Andra Day -- 'It's Been A Year Full Of Miracles'


Seeming like a hybrid of the luscious and raw vocal of Amy Winehouse and the neo-soul vibe sensibilities of Angie Stone, Andra Day is one of the hottest names to come out of the music industry this year. Andra took a moment from promoting her debut album "Cheers To The Fall" to chat with me about her new album, working with the iconic Stevie Wonder, and what we can expect from her in 2016.

It seems like you can't turn on a music channel without hearing your luscious vocals. How did you get your start in the music business?

That is very sweet, thank you. It has been a year full of miracles. I was actually discovered by Kai Millard and Stevie Wonder. She heard a clip of me singing from a show I did in front of a little strip mall in Malibu, CA and she played it for Stevie. He liked what he heard and they orchestrated a call between the two of us. It was one of the most insane and uncomfortable experiences of my life. I was excited to be on the phone with one of my biggest musical inspirations, but the thought of saying the wrong thing or something inappropriate did cross my mind. Some time went by after the call and eventually, they reached out again to invite me to dinner in L.A. at Mr. Chow's. At dinner, he introduced me to Adrian Gurvitz, the producer I worked on the album with and I signed to Buskin Records. We went into the studio some time after that and began making music.

You're a hybrid of so many different sounds and types of music. How would you describe your sound or the type of music that attracts you?

It's simple really. I call it soul music. I really like jazz and soul, but I also love so many other types of music and I didn't want to be afraid to blend and experiment. We just agreed that if it feels good, feels real, and it's from the heart, then we'll do it. So that's why I call it soul because that's where it really came from.
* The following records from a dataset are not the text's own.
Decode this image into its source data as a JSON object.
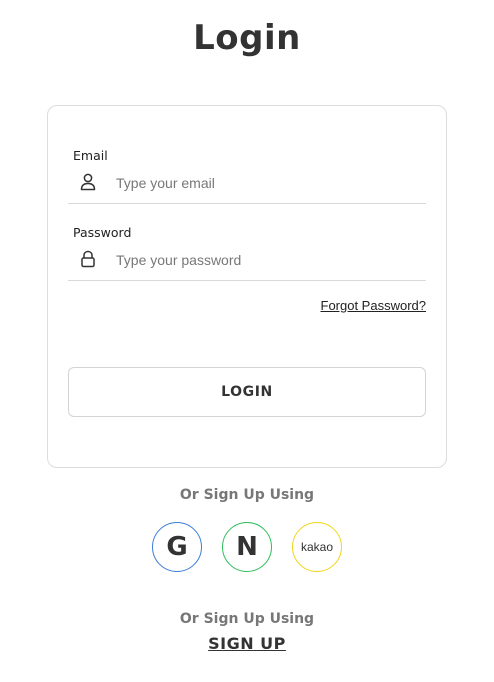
{
  "page": {
    "title": "Login"
  },
  "form": {
    "email": {
      "label": "Email",
      "placeholder": "Type your email",
      "value": "",
      "icon": "user-icon"
    },
    "password": {
      "label": "Password",
      "placeholder": "Type your password",
      "value": "",
      "icon": "lock-icon"
    },
    "forgot_label": "Forgot Password?",
    "login_label": "LOGIN"
  },
  "social": {
    "heading": "Or Sign Up Using",
    "providers": [
      {
        "id": "google",
        "glyph": "G",
        "color": "#3b7ddd"
      },
      {
        "id": "naver",
        "glyph": "N",
        "color": "#2dbf5b"
      },
      {
        "id": "kakao",
        "glyph": "kakao",
        "color": "#f2d61a"
      }
    ]
  },
  "signup": {
    "heading": "Or Sign Up Using",
    "label": "SIGN UP"
  }
}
You were also a dancer for quite some time. Tell me about that. Did it help you make the transition to music?

I was a dancer for about 20 years. It didn't really help me transition into music. I danced for a while and I knew I could sing, so I just began singing in a praise band at church, and doing musical theater and jazz vocal performance in school. One didn't really lead to another I was just always interested in the performance arts.

"Cheers to the Fall" is one of the most buzzed about albums of the year. What was the entire creative process like for you? Does the album have a specific message?

Thank you so much! The process was liberating, challenging, and deeply emotional for me. I was writing about my life so I remember facing myself and having to accept that I was the kind of person who could be so dishonest, or I remember being with someone who made me feel completely expendable. But after praying about it all, putting it on record was the natural thing to do. It reminded me not to accept defeat and instead take my ashes and make something beautiful with them. Getting into the studio everyday with producers Adrian Gurvitz and Raphael Saadiq to create these songs was a lot like sitting on the therapists couch. It also taught me how to make a record. We would create the shell of what we wanted, and then take the song into a big studio with the players we wanted to create the final production. I learned a lot about how to pick great musicians from them.

"Rise Up" is one of the most gorgeous and achingly wonderfully structured songs that has come around in quite some time. What is the history of this single?

"Rise Up" is a simple message about perseverance, hope, and selflessness. It was a song I prayed a lot about, and when we did the record I sang over the piano that Jenn Delcevio played before writing anything down to see what would come out naturally, and the bulk of the song actually came out in that take. We realized we didn't want to change much and it was meant to be simple. People always ask what I was going through at that moment that was particularly challenging, but it wasn't that. I just needed to be reminded to continue to hope, and continue to persevere. It's something we all need no matter what we are going through.


Stevie Wonder has been a "fairy godfather" of types for you. What is it like collaborating on his iconic holiday track "Someday At Christmas"?

It was truly an honor. He has been immensely supportive and is one of the kindest people I've ever met. I love the song and working with him on this particular record was great because it is a Christmas song that embodies not just the joy of the holiday, but it is also a very true statement of hope. It doesn't pretend that things are all good but it does hope and believe, in the spirit of the holiday, that things will get better. It's definitely not your run of the mill Christmas tune, but that's what I love about it.

What does 2016 hold for Andra Day? Any specific things you want to accomplish? Resolutions?

We have the Grammy's and NAACP Awards. We start a radio promo tour in January and another headline tour at the end of February. We also start touring with Leon Bridges in May. A lot of things I have to be grateful for. No real resolutions, I live my life one moment at a time. My goal is to just be present in each and everyone one of them.

2015 has been an absolutely monumental year for you. What is one word that describes you and your life right now?


(All Images Used With Permission)